The word “Viking” entered the Modern English language in 1807, at a time of growing nationalism and empire building. In the decades that followed, enduring stereotypes about Vikings developed, such as wearing horned helmets and belonging to a society where only men wielded high status.
During the 19th century, Vikings were praised as prototypes and ancestor figures for European colonists. The idea took root of a Germanic master race, fed by crude scientific theories and nurtured by Nazi ideology in the 1930s. These theories have long been debunked, although the notion of the ethnic purity of the Vikings still seems to have popular appeal – and it is embraced by white supremacists.
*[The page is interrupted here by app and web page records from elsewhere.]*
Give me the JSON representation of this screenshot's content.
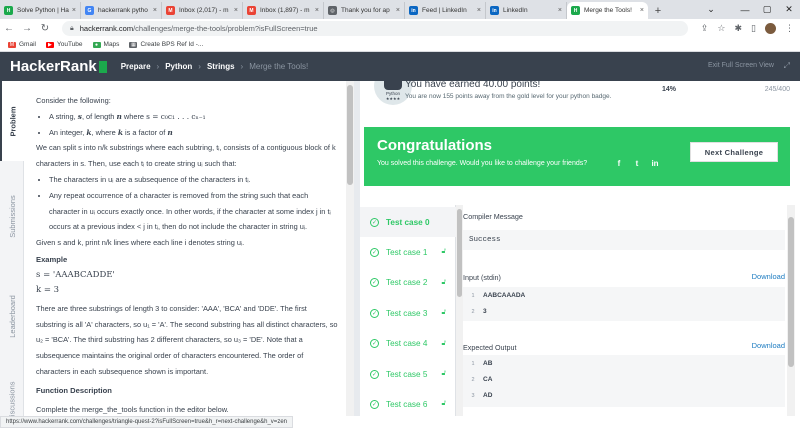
{
  "browser": {
    "tabs": [
      {
        "label": "Solve Python | Ha",
        "color": "#1ba94c",
        "glyph": "H",
        "icon": "hackerrank-icon",
        "active": false
      },
      {
        "label": "hackerrank pytho",
        "color": "#4285f4",
        "glyph": "G",
        "icon": "google-icon",
        "active": false
      },
      {
        "label": "Inbox (2,017) - m",
        "color": "#ea4335",
        "glyph": "M",
        "icon": "gmail-icon",
        "active": false
      },
      {
        "label": "Inbox (1,897) - m",
        "color": "#ea4335",
        "glyph": "M",
        "icon": "gmail-icon",
        "active": false
      },
      {
        "label": "Thank you for ap",
        "color": "#5f6368",
        "glyph": "◎",
        "icon": "globe-icon",
        "active": false
      },
      {
        "label": "Feed | LinkedIn",
        "color": "#0a66c2",
        "glyph": "in",
        "icon": "linkedin-icon",
        "active": false
      },
      {
        "label": "LinkedIn",
        "color": "#0a66c2",
        "glyph": "in",
        "icon": "linkedin-icon",
        "active": false
      },
      {
        "label": "Merge the Tools!",
        "color": "#1ba94c",
        "glyph": "H",
        "icon": "hackerrank-icon",
        "active": true
      }
    ],
    "address_host": "hackerrank.com",
    "address_path": "/challenges/merge-the-tools/problem?isFullScreen=true",
    "bookmarks": [
      {
        "label": "Gmail",
        "color": "#ea4335",
        "glyph": "M",
        "icon": "gmail-icon"
      },
      {
        "label": "YouTube",
        "color": "#ff0000",
        "glyph": "▶",
        "icon": "youtube-icon"
      },
      {
        "label": "Maps",
        "color": "#34a853",
        "glyph": "●",
        "icon": "maps-icon"
      },
      {
        "label": "Create BPS Ref Id -...",
        "color": "#5f6368",
        "glyph": "▦",
        "icon": "page-icon"
      }
    ],
    "status_url": "https://www.hackerrank.com/challenges/triangle-quest-2?isFullScreen=true&h_r=next-challenge&h_v=zen"
  },
  "header": {
    "logo": "HackerRank",
    "crumbs": [
      "Prepare",
      "Python",
      "Strings",
      "Merge the Tools!"
    ],
    "exit_fullscreen": "Exit Full Screen View"
  },
  "sidebar": {
    "tabs": [
      "Problem",
      "Submissions",
      "Leaderboard",
      "Discussions"
    ]
  },
  "problem": {
    "intro": "Consider the following:",
    "b1_pre": "A string, ",
    "b1_s": "s",
    "b1_mid": ", of length ",
    "b1_n": "n",
    "b1_where": " where ",
    "b1_math": "s = c₀c₁ . . . cₙ₋₁",
    "b2_pre": "An integer, ",
    "b2_k": "k",
    "b2_mid": ", where ",
    "b2_k2": "k",
    "b2_post": " is a factor of ",
    "b2_n": "n",
    "p1": "We can split s into n/k substrings where each subtring, tᵢ, consists of a contiguous block of k characters in s. Then, use each tᵢ to create string uᵢ such that:",
    "c1": "The characters in uᵢ are a subsequence of the characters in tᵢ.",
    "c2": "Any repeat occurrence of a character is removed from the string such that each character in uᵢ occurs exactly once. In other words, if the character at some index j in tᵢ occurs at a previous index < j in tᵢ, then do not include the character in string uᵢ.",
    "p2": "Given s and k, print n/k lines where each line i denotes string uᵢ.",
    "example_h": "Example",
    "ex_s": "s = 'AAABCADDE'",
    "ex_k": "k = 3",
    "p3": "There are three substrings of length 3 to consider: 'AAA', 'BCA' and 'DDE'. The first substring is all 'A' characters, so u₁ = 'A'. The second substring has all distinct characters, so u₂ = 'BCA'. The third substring has 2 different characters, so u₃ = 'DE'. Note that a subsequence maintains the original order of characters encountered. The order of characters in each subsequence shown is important.",
    "func_h": "Function Description",
    "p4": "Complete the merge_the_tools function in the editor below."
  },
  "result": {
    "badge_label": "Python",
    "earned": "You have earned 40.00 points!",
    "away": "You are now 155 points away from the gold level for your python badge.",
    "percent": "14%",
    "points": "245/400",
    "congrats_title": "Congratulations",
    "congrats_sub": "You solved this challenge. Would you like to challenge your friends?",
    "next_button": "Next Challenge"
  },
  "testcases": [
    "Test case 0",
    "Test case 1",
    "Test case 2",
    "Test case 3",
    "Test case 4",
    "Test case 5",
    "Test case 6"
  ],
  "output": {
    "compiler_label": "Compiler Message",
    "compiler_value": "Success",
    "input_label": "Input (stdin)",
    "download": "Download",
    "input_lines": [
      {
        "n": "1",
        "v": "AABCAAADA"
      },
      {
        "n": "2",
        "v": "3"
      }
    ],
    "expected_label": "Expected Output",
    "expected_lines": [
      {
        "n": "1",
        "v": "AB"
      },
      {
        "n": "2",
        "v": "CA"
      },
      {
        "n": "3",
        "v": "AD"
      }
    ]
  }
}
In contemporary culture, the word Viking is generally synonymous with Scandinavians from the ninth to the 11th centuries. We often hear terms such as “Viking blood,” “Viking DNA” and “Viking ancestors” – but the medieval term meant something quite different to modern usage. Instead it defined an activity: “Going a-Viking”. Akin to the modern word pirate, Vikings were defined by their mobility and this did not include the bulk of the Scandinavian population who stayed at home. Read more.